Work item -
Return, from the data below, each line that contains the word "value".

Excerpted data section start

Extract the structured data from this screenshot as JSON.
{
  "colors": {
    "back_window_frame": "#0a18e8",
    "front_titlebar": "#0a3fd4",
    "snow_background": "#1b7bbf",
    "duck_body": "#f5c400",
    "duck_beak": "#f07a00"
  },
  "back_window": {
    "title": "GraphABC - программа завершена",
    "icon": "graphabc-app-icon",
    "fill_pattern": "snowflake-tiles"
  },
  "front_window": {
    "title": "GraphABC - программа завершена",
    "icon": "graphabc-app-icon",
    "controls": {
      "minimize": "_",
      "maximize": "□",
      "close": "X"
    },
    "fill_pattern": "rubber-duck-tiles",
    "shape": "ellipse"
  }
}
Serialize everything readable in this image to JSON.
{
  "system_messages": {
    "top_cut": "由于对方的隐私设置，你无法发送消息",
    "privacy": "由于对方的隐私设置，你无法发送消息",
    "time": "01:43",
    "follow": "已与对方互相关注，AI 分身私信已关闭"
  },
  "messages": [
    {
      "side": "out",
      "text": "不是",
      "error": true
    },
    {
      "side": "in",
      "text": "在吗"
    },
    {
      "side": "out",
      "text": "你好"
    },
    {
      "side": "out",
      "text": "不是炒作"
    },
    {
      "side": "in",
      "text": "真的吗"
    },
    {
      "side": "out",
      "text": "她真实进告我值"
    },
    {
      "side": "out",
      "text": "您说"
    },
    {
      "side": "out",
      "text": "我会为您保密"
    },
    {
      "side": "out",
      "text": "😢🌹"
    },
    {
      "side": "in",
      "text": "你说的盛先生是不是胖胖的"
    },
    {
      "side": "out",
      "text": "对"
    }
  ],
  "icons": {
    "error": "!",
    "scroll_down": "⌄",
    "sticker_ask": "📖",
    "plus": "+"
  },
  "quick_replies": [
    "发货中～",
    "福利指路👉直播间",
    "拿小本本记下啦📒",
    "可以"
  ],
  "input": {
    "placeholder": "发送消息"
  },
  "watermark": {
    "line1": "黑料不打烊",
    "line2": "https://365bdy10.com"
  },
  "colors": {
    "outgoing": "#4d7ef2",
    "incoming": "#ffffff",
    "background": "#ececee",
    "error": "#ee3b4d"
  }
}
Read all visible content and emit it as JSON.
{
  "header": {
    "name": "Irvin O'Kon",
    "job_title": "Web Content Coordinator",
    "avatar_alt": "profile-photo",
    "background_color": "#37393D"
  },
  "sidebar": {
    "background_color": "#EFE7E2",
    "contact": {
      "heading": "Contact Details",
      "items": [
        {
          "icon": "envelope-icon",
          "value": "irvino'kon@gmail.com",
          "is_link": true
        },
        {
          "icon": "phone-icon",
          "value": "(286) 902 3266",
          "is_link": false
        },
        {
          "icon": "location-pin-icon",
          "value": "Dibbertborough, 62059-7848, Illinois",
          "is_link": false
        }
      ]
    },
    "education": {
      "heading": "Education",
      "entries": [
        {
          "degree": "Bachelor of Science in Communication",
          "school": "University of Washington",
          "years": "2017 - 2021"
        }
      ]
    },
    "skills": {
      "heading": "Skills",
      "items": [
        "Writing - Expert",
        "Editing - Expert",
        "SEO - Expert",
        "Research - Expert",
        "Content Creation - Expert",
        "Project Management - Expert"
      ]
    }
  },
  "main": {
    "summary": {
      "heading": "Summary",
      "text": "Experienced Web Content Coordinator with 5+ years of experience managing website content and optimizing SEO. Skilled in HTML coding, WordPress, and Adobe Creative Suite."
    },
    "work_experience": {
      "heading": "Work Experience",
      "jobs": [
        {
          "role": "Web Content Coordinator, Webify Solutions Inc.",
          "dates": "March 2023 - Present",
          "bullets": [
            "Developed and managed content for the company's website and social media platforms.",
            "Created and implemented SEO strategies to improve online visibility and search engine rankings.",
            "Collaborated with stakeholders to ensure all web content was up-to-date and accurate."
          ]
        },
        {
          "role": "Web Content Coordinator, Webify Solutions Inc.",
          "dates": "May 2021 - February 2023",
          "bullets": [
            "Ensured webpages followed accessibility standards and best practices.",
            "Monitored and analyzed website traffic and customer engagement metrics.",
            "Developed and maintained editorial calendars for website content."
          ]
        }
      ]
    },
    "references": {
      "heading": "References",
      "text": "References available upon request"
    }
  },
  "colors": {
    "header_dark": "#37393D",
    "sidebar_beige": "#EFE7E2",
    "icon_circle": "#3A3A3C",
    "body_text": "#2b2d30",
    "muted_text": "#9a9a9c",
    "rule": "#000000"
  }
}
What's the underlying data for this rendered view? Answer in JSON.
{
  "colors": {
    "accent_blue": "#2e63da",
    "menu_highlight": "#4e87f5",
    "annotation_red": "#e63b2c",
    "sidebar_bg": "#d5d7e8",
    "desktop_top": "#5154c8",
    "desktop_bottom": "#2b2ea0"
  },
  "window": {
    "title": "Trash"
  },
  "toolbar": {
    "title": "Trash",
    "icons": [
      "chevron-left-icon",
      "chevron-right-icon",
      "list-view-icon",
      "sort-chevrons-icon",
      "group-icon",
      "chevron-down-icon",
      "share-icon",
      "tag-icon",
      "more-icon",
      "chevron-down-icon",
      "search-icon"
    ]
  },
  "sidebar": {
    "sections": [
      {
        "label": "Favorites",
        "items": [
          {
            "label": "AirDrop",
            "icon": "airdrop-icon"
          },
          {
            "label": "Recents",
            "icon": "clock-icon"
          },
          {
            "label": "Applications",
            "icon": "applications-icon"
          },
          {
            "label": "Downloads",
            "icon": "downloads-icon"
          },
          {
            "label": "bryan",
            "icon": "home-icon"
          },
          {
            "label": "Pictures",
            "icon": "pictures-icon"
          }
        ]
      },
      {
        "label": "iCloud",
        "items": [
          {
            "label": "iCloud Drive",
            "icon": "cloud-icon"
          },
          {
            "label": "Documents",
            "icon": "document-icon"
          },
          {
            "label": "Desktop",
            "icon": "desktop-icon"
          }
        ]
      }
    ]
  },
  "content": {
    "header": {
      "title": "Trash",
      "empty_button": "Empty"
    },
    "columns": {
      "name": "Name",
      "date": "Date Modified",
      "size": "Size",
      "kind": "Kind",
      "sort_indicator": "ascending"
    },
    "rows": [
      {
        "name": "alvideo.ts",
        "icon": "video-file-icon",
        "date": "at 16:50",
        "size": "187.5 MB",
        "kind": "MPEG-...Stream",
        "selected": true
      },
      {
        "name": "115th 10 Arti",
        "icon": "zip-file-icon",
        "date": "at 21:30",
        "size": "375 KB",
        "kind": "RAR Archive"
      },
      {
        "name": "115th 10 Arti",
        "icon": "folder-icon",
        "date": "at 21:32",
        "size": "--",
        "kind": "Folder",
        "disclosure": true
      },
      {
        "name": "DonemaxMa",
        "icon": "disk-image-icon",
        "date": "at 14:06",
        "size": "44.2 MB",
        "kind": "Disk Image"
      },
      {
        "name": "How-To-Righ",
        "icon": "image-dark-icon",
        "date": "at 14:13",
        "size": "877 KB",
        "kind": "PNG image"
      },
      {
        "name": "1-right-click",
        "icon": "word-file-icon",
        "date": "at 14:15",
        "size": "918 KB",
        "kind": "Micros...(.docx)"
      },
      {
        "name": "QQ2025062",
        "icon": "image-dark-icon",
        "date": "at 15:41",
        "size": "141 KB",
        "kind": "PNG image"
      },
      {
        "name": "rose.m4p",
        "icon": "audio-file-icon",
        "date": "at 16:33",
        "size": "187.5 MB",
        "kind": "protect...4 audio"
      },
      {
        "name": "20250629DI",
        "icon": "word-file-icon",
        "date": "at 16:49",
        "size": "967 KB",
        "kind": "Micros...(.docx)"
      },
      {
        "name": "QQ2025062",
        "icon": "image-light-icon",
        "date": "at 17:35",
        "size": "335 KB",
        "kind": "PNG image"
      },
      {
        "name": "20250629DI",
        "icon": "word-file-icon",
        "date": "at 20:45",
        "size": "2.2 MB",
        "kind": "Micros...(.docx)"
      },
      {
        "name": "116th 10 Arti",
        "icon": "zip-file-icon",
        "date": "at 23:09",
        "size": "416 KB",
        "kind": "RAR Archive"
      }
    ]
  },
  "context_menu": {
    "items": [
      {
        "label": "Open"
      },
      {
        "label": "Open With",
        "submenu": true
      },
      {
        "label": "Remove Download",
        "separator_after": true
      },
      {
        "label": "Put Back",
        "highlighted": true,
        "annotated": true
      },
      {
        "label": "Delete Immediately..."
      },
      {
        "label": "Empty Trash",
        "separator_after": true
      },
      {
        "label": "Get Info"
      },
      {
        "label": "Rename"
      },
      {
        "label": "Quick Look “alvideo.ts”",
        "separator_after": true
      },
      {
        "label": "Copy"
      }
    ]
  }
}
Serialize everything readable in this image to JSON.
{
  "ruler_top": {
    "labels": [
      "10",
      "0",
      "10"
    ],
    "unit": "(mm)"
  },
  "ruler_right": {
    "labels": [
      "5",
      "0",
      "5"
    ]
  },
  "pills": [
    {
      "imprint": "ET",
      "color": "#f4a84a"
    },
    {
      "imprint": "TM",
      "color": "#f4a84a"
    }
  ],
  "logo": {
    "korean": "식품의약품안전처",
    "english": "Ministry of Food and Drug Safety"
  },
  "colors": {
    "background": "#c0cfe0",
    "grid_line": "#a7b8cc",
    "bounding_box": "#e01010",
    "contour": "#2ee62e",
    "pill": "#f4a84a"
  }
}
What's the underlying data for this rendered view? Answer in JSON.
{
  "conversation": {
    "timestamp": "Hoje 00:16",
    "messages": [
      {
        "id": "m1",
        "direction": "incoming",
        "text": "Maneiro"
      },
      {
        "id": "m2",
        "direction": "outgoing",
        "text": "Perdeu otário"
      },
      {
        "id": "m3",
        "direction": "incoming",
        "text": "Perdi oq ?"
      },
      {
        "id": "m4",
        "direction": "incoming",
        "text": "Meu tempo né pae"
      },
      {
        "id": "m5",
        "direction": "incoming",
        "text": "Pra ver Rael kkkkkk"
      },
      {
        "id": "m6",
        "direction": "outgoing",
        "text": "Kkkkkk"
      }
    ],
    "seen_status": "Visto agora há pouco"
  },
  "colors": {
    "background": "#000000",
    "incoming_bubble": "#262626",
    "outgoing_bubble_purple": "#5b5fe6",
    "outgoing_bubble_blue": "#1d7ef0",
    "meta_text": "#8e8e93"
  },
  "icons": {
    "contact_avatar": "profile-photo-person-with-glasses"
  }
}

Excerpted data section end

Task response -
          "value": "irvino'kon@gmail.com",
          "value": "(286) 902 3266",
          "value": "Dibbertborough, 62059-7848, Illinois",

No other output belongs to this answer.